PROBLEM REQUIREMENTS
Give back every record verbatim, but not the pictures.

──────────

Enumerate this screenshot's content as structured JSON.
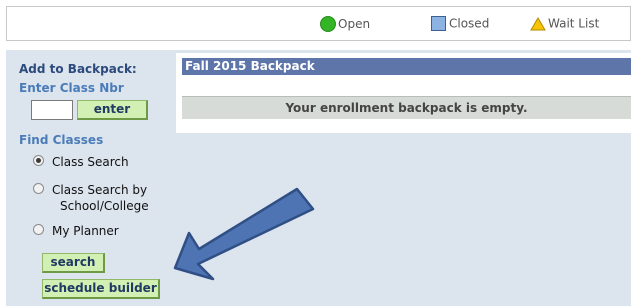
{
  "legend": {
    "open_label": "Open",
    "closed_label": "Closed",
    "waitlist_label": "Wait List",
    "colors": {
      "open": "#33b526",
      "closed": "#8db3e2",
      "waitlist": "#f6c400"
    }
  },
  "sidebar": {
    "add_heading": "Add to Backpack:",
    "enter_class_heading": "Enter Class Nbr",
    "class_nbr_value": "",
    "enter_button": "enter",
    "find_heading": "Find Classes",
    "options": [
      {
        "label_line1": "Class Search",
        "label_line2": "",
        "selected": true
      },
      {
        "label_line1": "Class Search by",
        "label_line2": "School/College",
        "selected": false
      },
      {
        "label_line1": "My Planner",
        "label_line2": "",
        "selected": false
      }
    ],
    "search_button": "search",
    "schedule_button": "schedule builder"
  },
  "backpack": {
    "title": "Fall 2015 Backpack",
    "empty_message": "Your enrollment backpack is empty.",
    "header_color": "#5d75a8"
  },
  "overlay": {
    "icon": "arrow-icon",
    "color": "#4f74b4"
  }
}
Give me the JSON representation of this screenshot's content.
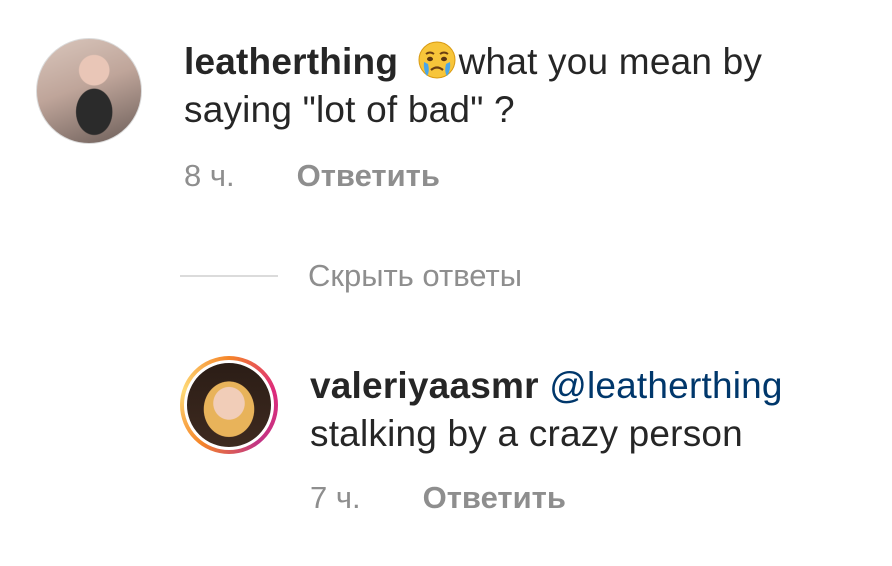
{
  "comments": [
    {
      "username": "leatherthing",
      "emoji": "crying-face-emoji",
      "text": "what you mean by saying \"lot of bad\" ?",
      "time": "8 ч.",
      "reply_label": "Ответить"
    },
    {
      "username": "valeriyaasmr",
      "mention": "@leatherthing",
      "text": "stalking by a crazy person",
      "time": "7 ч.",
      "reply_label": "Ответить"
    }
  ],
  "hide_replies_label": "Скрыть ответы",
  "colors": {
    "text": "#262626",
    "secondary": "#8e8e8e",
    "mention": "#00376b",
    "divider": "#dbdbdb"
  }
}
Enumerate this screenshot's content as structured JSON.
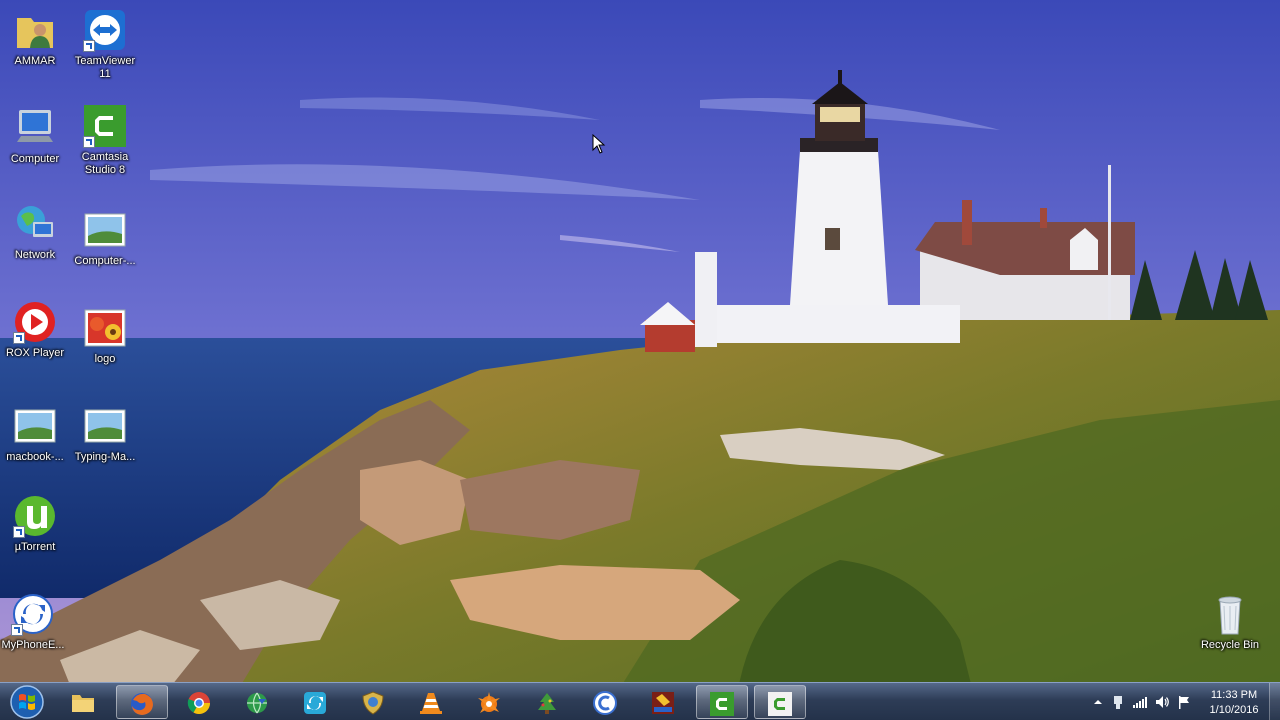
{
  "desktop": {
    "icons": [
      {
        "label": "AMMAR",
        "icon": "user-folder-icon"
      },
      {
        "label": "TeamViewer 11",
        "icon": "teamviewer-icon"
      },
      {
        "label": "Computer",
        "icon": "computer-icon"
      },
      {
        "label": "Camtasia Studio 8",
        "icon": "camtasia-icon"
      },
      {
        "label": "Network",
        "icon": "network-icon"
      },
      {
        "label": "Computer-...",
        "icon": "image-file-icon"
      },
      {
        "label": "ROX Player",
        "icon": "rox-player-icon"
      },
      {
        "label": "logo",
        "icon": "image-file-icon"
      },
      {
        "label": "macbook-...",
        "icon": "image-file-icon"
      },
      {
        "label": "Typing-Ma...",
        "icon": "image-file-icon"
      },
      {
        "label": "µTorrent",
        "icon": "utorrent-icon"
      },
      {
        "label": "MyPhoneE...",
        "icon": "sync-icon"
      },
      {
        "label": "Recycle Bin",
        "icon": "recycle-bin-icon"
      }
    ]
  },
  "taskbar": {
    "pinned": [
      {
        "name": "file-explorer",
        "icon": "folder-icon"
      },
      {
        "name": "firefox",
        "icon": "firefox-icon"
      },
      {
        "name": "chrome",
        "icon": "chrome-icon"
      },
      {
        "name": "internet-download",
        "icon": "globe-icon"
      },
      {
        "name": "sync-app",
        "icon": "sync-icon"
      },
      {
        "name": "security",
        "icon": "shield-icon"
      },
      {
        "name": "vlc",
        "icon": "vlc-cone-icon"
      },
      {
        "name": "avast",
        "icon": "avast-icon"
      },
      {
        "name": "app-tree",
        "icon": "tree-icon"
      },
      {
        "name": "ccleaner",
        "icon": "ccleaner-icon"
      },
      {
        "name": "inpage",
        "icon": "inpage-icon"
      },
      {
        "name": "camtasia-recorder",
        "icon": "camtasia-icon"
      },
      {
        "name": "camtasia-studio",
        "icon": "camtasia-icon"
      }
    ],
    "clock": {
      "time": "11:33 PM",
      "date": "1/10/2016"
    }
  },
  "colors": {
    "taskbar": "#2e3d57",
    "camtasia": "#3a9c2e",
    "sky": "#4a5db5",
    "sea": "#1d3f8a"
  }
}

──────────

YOUR SOLUTION
Enumerate this screenshot's content as structured JSON.
{
  "legend": {
    "open_label": "Open",
    "closed_label": "Closed",
    "waitlist_label": "Wait List",
    "colors": {
      "open": "#33b526",
      "closed": "#8db3e2",
      "waitlist": "#f6c400"
    }
  },
  "sidebar": {
    "add_heading": "Add to Backpack:",
    "enter_class_heading": "Enter Class Nbr",
    "class_nbr_value": "",
    "enter_button": "enter",
    "find_heading": "Find Classes",
    "options": [
      {
        "label_line1": "Class Search",
        "label_line2": "",
        "selected": true
      },
      {
        "label_line1": "Class Search by",
        "label_line2": "School/College",
        "selected": false
      },
      {
        "label_line1": "My Planner",
        "label_line2": "",
        "selected": false
      }
    ],
    "search_button": "search",
    "schedule_button": "schedule builder"
  },
  "backpack": {
    "title": "Fall 2015 Backpack",
    "empty_message": "Your enrollment backpack is empty.",
    "header_color": "#5d75a8"
  },
  "overlay": {
    "icon": "arrow-icon",
    "color": "#4f74b4"
  }
}
Give me the JSON representation of this screenshot's content.
{
  "comments": [
    {
      "username": "leatherthing",
      "emoji": "crying-face-emoji",
      "text": "what you mean by saying \"lot of bad\" ?",
      "time": "8 ч.",
      "reply_label": "Ответить"
    },
    {
      "username": "valeriyaasmr",
      "mention": "@leatherthing",
      "text": "stalking by a crazy person",
      "time": "7 ч.",
      "reply_label": "Ответить"
    }
  ],
  "hide_replies_label": "Скрыть ответы",
  "colors": {
    "text": "#262626",
    "secondary": "#8e8e8e",
    "mention": "#00376b",
    "divider": "#dbdbdb"
  }
}
Enumerate this screenshot's content as structured JSON.
{
  "desktop": {
    "icons": [
      {
        "label": "AMMAR",
        "icon": "user-folder-icon"
      },
      {
        "label": "TeamViewer 11",
        "icon": "teamviewer-icon"
      },
      {
        "label": "Computer",
        "icon": "computer-icon"
      },
      {
        "label": "Camtasia Studio 8",
        "icon": "camtasia-icon"
      },
      {
        "label": "Network",
        "icon": "network-icon"
      },
      {
        "label": "Computer-...",
        "icon": "image-file-icon"
      },
      {
        "label": "ROX Player",
        "icon": "rox-player-icon"
      },
      {
        "label": "logo",
        "icon": "image-file-icon"
      },
      {
        "label": "macbook-...",
        "icon": "image-file-icon"
      },
      {
        "label": "Typing-Ma...",
        "icon": "image-file-icon"
      },
      {
        "label": "µTorrent",
        "icon": "utorrent-icon"
      },
      {
        "label": "MyPhoneE...",
        "icon": "sync-icon"
      },
      {
        "label": "Recycle Bin",
        "icon": "recycle-bin-icon"
      }
    ]
  },
  "taskbar": {
    "pinned": [
      {
        "name": "file-explorer",
        "icon": "folder-icon"
      },
      {
        "name": "firefox",
        "icon": "firefox-icon"
      },
      {
        "name": "chrome",
        "icon": "chrome-icon"
      },
      {
        "name": "internet-download",
        "icon": "globe-icon"
      },
      {
        "name": "sync-app",
        "icon": "sync-icon"
      },
      {
        "name": "security",
        "icon": "shield-icon"
      },
      {
        "name": "vlc",
        "icon": "vlc-cone-icon"
      },
      {
        "name": "avast",
        "icon": "avast-icon"
      },
      {
        "name": "app-tree",
        "icon": "tree-icon"
      },
      {
        "name": "ccleaner",
        "icon": "ccleaner-icon"
      },
      {
        "name": "inpage",
        "icon": "inpage-icon"
      },
      {
        "name": "camtasia-recorder",
        "icon": "camtasia-icon"
      },
      {
        "name": "camtasia-studio",
        "icon": "camtasia-icon"
      }
    ],
    "clock": {
      "time": "11:33 PM",
      "date": "1/10/2016"
    }
  },
  "colors": {
    "taskbar": "#2e3d57",
    "camtasia": "#3a9c2e",
    "sky": "#4a5db5",
    "sea": "#1d3f8a"
  }
}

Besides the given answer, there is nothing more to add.